■ Supplied records:
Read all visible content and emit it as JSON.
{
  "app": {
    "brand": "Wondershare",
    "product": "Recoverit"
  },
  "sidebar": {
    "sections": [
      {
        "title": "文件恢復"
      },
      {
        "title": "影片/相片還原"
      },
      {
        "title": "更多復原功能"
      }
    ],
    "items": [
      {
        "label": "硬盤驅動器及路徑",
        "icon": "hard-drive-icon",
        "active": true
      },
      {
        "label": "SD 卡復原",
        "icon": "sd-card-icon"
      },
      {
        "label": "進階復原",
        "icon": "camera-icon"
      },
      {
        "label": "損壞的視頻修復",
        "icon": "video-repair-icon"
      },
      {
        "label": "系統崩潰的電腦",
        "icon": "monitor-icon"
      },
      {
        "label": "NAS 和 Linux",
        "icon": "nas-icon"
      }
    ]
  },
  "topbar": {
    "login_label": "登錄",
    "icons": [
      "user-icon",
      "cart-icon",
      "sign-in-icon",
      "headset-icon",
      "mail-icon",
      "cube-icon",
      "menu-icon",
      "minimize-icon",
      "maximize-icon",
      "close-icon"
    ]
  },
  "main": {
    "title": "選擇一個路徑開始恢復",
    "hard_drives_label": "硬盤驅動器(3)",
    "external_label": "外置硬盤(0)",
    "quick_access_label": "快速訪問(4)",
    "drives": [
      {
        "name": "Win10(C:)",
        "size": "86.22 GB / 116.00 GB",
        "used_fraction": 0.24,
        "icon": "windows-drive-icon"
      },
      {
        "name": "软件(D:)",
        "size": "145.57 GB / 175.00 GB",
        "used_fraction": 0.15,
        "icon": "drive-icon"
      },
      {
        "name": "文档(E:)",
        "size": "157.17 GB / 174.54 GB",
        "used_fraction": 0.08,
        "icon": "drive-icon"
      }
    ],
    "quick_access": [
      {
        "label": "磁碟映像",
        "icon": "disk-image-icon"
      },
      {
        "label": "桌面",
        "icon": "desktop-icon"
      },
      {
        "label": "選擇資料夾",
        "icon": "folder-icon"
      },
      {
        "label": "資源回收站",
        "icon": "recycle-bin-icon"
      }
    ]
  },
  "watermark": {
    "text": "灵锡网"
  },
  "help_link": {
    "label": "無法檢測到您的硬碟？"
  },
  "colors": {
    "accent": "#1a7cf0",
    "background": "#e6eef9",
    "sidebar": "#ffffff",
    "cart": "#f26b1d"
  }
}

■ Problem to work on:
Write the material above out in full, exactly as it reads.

■ Written response:
Read all visible content and emit it as JSON.
{
  "app": {
    "brand": "Wondershare",
    "product": "Recoverit"
  },
  "sidebar": {
    "sections": [
      {
        "title": "文件恢復"
      },
      {
        "title": "影片/相片還原"
      },
      {
        "title": "更多復原功能"
      }
    ],
    "items": [
      {
        "label": "硬盤驅動器及路徑",
        "icon": "hard-drive-icon",
        "active": true
      },
      {
        "label": "SD 卡復原",
        "icon": "sd-card-icon"
      },
      {
        "label": "進階復原",
        "icon": "camera-icon"
      },
      {
        "label": "損壞的視頻修復",
        "icon": "video-repair-icon"
      },
      {
        "label": "系統崩潰的電腦",
        "icon": "monitor-icon"
      },
      {
        "label": "NAS 和 Linux",
        "icon": "nas-icon"
      }
    ]
  },
  "topbar": {
    "login_label": "登錄",
    "icons": [
      "user-icon",
      "cart-icon",
      "sign-in-icon",
      "headset-icon",
      "mail-icon",
      "cube-icon",
      "menu-icon",
      "minimize-icon",
      "maximize-icon",
      "close-icon"
    ]
  },
  "main": {
    "title": "選擇一個路徑開始恢復",
    "hard_drives_label": "硬盤驅動器(3)",
    "external_label": "外置硬盤(0)",
    "quick_access_label": "快速訪問(4)",
    "drives": [
      {
        "name": "Win10(C:)",
        "size": "86.22 GB / 116.00 GB",
        "used_fraction": 0.24,
        "icon": "windows-drive-icon"
      },
      {
        "name": "软件(D:)",
        "size": "145.57 GB / 175.00 GB",
        "used_fraction": 0.15,
        "icon": "drive-icon"
      },
      {
        "name": "文档(E:)",
        "size": "157.17 GB / 174.54 GB",
        "used_fraction": 0.08,
        "icon": "drive-icon"
      }
    ],
    "quick_access": [
      {
        "label": "磁碟映像",
        "icon": "disk-image-icon"
      },
      {
        "label": "桌面",
        "icon": "desktop-icon"
      },
      {
        "label": "選擇資料夾",
        "icon": "folder-icon"
      },
      {
        "label": "資源回收站",
        "icon": "recycle-bin-icon"
      }
    ]
  },
  "watermark": {
    "text": "灵锡网"
  },
  "help_link": {
    "label": "無法檢測到您的硬碟？"
  },
  "colors": {
    "accent": "#1a7cf0",
    "background": "#e6eef9",
    "sidebar": "#ffffff",
    "cart": "#f26b1d"
  }
}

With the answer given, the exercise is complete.